WORK ITEM
Report only how many lines below include "image".

[Items from a dataset]
..........
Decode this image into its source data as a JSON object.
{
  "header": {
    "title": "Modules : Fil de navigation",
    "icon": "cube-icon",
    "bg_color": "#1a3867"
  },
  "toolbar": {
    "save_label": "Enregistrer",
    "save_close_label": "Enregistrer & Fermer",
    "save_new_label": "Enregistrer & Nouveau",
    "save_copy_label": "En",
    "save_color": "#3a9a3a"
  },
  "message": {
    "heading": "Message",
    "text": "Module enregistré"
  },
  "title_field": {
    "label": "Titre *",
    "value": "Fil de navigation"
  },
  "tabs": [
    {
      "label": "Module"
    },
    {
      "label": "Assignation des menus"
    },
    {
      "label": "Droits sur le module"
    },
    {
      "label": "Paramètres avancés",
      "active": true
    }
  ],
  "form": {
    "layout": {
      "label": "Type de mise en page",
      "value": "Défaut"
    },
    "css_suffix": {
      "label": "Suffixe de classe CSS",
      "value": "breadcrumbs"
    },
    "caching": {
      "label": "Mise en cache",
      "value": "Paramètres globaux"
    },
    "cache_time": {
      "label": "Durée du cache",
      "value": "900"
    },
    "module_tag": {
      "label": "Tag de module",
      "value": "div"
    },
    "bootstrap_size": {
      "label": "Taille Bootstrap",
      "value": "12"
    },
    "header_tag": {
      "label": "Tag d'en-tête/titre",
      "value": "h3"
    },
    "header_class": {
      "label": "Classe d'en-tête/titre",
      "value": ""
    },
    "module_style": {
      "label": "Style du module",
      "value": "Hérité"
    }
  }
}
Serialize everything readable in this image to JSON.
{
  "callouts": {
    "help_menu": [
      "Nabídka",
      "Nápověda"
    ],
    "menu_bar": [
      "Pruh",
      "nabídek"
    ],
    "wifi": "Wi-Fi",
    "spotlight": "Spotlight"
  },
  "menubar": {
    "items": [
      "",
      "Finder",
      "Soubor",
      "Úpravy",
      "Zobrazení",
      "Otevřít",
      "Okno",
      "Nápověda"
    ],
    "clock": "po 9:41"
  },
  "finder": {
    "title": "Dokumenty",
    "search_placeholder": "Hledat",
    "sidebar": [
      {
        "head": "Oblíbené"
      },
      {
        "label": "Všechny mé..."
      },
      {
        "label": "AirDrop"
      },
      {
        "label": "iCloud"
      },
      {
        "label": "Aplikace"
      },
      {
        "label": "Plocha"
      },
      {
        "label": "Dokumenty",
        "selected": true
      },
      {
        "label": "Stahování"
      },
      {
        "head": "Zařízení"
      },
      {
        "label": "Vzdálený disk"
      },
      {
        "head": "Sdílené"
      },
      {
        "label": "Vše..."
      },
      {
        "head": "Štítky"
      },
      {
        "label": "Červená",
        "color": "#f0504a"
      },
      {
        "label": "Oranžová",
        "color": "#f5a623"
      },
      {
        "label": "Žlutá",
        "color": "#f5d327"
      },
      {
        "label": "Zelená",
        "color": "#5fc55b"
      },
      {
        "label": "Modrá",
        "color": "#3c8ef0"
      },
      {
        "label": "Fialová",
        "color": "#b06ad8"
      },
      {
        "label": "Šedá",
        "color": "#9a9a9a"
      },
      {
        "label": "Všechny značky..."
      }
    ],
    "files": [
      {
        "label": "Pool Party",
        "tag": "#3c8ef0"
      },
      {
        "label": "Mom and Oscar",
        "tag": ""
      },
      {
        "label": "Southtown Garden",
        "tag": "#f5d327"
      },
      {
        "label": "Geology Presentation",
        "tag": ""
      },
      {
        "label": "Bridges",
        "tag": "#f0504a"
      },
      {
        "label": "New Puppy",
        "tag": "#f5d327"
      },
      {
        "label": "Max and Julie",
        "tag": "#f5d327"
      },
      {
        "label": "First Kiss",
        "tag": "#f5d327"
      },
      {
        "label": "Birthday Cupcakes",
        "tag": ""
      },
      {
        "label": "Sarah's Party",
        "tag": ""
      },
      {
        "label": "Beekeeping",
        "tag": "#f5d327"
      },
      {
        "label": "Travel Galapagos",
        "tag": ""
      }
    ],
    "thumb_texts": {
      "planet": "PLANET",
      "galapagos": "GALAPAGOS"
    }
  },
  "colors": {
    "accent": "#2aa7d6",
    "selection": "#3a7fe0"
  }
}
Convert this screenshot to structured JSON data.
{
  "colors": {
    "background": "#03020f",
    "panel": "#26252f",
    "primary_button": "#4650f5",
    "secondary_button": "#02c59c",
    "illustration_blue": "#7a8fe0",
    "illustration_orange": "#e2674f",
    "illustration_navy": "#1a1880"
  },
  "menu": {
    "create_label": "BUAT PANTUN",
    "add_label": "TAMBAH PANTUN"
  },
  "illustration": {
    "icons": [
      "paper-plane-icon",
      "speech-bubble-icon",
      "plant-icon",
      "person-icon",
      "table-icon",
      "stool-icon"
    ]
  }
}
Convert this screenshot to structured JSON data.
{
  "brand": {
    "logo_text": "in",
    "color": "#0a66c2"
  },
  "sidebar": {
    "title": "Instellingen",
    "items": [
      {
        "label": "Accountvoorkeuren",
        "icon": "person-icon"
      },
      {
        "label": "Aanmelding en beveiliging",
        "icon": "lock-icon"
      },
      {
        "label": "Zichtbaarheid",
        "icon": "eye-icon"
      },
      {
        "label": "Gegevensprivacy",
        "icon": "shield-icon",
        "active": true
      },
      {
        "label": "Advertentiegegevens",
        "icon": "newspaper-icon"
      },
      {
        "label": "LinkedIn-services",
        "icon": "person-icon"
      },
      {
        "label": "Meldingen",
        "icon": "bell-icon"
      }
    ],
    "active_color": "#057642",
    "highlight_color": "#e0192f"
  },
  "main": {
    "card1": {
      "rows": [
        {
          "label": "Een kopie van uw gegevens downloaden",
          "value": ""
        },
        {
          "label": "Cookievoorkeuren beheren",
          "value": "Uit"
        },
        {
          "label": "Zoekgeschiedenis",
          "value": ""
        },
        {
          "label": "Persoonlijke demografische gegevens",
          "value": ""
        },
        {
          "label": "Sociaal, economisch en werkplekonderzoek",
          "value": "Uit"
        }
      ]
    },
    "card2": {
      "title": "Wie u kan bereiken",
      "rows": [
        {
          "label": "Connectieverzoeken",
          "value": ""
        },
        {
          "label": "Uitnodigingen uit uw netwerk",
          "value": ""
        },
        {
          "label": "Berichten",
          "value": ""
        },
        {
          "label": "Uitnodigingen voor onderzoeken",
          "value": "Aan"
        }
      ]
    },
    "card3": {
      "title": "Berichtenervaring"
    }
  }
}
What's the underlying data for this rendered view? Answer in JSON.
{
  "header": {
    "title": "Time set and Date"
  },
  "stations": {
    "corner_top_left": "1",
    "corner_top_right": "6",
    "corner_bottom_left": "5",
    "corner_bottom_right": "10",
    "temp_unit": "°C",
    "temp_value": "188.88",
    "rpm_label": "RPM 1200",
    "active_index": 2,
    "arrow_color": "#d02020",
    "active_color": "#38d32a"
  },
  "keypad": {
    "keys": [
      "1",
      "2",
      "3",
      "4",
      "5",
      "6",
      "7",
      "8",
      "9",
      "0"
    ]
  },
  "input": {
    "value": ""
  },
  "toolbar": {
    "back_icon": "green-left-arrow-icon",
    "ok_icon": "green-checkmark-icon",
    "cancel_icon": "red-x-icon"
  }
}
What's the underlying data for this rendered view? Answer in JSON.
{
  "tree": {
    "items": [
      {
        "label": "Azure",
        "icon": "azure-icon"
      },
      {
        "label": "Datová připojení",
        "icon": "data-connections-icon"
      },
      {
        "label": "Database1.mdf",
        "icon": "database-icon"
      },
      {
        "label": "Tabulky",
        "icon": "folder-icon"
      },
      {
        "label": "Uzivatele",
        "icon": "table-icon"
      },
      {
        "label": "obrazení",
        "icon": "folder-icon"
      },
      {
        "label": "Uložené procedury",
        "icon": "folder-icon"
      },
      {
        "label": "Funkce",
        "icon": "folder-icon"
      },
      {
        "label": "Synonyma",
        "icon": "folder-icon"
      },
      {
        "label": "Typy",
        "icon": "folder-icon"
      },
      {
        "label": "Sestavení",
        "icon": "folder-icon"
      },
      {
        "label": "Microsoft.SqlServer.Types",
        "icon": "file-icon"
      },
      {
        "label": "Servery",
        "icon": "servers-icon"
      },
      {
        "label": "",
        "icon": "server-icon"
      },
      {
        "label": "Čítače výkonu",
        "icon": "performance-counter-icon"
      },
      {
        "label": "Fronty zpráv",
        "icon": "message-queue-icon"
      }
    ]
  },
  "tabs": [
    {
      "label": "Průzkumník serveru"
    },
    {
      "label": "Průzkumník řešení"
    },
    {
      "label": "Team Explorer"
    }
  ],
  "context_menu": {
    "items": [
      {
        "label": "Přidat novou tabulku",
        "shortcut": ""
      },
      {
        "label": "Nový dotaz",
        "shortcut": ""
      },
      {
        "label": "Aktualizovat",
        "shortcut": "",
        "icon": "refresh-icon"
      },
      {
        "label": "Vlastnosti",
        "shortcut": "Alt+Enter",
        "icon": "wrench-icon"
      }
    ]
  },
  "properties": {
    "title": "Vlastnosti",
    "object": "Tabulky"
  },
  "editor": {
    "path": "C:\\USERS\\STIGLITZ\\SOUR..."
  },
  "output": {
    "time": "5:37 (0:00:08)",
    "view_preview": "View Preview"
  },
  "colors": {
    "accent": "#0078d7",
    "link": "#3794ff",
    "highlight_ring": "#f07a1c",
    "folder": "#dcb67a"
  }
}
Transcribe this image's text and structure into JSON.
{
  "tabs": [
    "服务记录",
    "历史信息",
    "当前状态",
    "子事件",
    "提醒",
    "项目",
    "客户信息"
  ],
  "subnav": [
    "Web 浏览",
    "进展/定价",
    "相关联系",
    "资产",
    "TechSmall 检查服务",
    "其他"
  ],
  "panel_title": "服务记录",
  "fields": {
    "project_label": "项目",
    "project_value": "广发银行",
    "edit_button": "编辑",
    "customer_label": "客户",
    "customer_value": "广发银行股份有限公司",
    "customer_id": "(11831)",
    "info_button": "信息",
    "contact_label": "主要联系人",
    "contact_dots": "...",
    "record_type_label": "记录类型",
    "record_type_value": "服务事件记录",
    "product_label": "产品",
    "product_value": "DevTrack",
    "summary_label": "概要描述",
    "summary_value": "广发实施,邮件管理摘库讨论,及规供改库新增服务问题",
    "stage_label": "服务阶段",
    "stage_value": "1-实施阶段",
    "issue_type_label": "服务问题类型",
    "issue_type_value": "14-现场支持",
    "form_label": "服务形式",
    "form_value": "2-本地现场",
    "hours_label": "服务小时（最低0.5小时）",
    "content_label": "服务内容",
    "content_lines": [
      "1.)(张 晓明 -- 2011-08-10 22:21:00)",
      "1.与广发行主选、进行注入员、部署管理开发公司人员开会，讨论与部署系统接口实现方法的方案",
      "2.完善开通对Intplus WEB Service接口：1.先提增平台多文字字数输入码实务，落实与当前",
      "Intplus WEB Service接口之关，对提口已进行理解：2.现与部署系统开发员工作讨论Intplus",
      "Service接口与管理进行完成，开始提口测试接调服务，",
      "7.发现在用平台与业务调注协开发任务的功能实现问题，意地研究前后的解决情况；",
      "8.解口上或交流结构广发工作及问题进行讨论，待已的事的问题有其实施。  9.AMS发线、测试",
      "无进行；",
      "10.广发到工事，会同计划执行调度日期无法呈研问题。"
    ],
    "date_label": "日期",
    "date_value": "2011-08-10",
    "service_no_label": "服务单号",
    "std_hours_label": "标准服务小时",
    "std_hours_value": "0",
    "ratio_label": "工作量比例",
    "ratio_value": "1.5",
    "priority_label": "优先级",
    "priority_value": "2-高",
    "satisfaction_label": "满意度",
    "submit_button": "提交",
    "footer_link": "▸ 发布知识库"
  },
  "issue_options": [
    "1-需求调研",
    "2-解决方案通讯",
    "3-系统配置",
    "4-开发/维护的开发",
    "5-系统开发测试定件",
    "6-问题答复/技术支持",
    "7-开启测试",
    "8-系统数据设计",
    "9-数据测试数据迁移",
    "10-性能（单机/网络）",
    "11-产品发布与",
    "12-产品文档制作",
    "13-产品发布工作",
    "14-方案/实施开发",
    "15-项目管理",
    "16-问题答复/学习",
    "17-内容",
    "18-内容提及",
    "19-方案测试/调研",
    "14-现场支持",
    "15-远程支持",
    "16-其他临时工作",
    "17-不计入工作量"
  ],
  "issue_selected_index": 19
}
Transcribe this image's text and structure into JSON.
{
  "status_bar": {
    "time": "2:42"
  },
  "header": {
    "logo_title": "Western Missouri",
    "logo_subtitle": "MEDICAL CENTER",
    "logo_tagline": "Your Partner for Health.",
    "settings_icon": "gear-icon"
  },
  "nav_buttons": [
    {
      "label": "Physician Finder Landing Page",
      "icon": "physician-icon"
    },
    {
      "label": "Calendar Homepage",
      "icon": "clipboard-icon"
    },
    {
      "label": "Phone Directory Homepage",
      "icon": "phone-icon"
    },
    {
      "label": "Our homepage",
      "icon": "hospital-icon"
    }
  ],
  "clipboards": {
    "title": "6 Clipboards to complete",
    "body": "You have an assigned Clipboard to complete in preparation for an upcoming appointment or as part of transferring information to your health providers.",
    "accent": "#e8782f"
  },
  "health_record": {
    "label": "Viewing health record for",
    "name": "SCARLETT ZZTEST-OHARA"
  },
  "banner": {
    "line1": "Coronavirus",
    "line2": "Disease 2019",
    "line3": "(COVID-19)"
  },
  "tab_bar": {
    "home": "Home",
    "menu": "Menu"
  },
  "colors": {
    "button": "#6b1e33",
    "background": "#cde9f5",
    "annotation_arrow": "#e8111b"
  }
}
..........
SOLUTION TO THIS PROBLEM
4